Liar, Temptress, Soldier, Spy: Four Women Undercover in the Civil War by Karen Abbott, Nonfiction 973.785 Abb
A true story of four women, two pro-Confederacy and two pro-Union, all determined and willing to risk liberty and life for their cause.
Melissa – Technical Services
The Hot Zone by Richard Preston, Nonfiction 614.57 Pre
The Hot Zone by Richard Preston is simultaneously fascinating and terrifying. The term “hot zone” (in the biology field) means an area that is rampant with a virus. This book delves into the history of ebola outbreaks in Africa in the 80s and 90s, as well as its spread to the United States. Readers learn about how ebola is studied in laboratories, how it manifests itself in victims, the location of the first outbreak, how the virus migrated across continents, and what the four known strands do to the unfortunate people who catch them. The book reads like a thriller. Each new “character” that is introduced plays a key role in the research regarding ebola, and yet readers can’t help but wonder which researchers will die at the hands of the virus. At the close of the book, readers are left in awe of the world we inhabit. Despite all the technological and medical advances, there are still the most basic life forms yet undiscovered that can devastate the human race.
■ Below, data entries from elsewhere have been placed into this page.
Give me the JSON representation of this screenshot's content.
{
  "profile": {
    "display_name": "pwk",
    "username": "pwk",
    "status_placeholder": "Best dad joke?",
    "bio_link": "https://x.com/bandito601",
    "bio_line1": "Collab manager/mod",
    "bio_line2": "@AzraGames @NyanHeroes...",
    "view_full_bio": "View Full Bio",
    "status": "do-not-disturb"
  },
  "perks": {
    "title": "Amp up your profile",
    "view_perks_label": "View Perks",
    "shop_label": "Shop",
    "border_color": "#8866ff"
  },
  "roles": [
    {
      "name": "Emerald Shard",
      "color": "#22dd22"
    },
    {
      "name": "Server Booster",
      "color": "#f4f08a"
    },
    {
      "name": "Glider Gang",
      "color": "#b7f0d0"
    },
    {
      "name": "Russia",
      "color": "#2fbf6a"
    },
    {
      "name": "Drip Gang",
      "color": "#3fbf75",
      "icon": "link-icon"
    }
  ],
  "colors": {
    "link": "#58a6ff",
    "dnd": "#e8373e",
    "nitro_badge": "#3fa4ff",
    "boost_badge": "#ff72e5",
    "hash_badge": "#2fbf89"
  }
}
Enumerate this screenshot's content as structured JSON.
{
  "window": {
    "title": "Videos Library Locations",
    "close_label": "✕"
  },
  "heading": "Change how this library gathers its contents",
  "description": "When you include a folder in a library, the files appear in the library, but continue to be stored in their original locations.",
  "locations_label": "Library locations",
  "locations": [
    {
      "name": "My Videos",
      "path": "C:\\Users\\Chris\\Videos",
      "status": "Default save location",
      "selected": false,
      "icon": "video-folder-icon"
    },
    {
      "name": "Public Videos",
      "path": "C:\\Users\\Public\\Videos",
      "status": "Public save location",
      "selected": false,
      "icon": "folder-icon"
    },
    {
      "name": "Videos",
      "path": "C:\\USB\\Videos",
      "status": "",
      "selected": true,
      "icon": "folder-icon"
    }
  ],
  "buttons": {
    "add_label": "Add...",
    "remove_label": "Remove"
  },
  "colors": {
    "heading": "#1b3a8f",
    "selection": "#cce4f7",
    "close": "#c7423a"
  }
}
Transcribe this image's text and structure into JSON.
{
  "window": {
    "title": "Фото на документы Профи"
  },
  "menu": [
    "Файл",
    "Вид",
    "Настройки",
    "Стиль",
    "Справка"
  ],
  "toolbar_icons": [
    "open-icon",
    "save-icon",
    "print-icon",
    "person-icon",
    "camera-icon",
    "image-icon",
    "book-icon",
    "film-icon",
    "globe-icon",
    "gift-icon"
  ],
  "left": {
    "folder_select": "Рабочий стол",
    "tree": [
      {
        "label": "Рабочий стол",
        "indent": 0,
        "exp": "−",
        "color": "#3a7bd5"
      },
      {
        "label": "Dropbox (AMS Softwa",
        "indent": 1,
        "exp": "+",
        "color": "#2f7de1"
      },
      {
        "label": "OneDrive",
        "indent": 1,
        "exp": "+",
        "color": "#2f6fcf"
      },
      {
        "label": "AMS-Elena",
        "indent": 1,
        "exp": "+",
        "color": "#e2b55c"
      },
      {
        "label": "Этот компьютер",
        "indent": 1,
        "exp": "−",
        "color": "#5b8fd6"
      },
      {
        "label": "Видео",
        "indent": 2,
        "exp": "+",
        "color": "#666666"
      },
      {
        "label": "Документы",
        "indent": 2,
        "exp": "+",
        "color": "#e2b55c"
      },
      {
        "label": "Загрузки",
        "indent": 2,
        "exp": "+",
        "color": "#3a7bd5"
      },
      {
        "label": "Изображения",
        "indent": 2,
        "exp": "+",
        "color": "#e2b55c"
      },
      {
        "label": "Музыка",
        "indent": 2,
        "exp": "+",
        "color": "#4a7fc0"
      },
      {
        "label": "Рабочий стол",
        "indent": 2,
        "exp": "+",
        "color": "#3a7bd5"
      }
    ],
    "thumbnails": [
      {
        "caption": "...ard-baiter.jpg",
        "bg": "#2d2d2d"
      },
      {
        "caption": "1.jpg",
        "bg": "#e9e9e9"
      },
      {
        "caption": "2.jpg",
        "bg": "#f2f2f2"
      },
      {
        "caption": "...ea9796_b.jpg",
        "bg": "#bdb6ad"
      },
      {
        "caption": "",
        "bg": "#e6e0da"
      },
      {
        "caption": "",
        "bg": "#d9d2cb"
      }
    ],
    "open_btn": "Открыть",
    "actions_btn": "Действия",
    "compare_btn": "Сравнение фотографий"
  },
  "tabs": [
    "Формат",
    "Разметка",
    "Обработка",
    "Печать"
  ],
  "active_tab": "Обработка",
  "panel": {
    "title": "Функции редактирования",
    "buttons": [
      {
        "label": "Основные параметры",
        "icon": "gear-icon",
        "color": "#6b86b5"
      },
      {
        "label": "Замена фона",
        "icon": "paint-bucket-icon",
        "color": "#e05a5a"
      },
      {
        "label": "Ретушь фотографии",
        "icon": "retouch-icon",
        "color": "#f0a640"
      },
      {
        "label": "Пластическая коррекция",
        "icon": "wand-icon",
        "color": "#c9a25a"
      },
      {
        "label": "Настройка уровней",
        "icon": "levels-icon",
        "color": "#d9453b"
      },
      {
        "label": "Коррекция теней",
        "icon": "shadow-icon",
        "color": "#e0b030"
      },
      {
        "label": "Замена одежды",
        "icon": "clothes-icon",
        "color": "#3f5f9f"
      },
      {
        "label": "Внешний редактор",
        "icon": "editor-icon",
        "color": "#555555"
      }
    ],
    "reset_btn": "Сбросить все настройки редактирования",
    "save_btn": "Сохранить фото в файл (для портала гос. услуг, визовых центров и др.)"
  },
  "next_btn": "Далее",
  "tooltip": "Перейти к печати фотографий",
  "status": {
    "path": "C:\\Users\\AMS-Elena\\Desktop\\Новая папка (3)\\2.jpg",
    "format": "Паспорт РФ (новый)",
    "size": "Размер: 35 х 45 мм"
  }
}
Brigitte – Circulation
Melancholia starring Kirsten Dunst and Charlotte Gainsbourg, DVD Melancholia
Melancholia tells the story of Justine and Claire, two very different women faced with the end of life on Earth. While their personal relationships blossom and fail, a meteor races through space, ready to destroy the world. Justine, played by Kirsten Dunst, is a smart but generally anxious woman who is constantly at odds with her sister Claire, played by Charlotte Gainsbourg. Claire has her life together, but with the impending doom of Earth her life falls apart. This movie is visually stunning and sure to leave you breathless.
Modern Romance by Aziz Ansari, New Nonfiction 306.7 Ans
Modern Romance by comedian Aziz Ansari explores dating in the modern age. Known for his stand-up comedy as well as his breakout role as Tom Haverford on NBC’s Parks and Recreation, Ansari questions how modern technology is impacting the dating lives of the single people of 2015. Funny and sweet, this book is a healthy mix of facts, advice, and comedy.
Hubbell – Circulation
Citizenfour produced and directed by Laura Poitras, New DVD 327.127 Citizenfour
Citizenfour, winner of the 2014 Academy Award for Best Documentary, chronicles the story of ex-CIA whistleblower Ed Snowden. While working as an analyst for the CIA in 2013, Snowden leaked a trove of documents detailing the NSA’s warrantless collection of Americans’ phone calls, emails, and other communications. This documentary follows Snowden from his first meetings in Hong Kong with the journalists who broke the story, Glenn Greenwald and the film’s director Laura Poitras, to his eventual asylum in Russia. After several secret clandestine meetings, Greenwald wrote the first of many revelatory articles and Snowden became the target of an international manhunt. This first-hand account of Snowden’s decision to reveal the government’s controversial spying program is simultaneously riveting, emotional, and thought-provoking.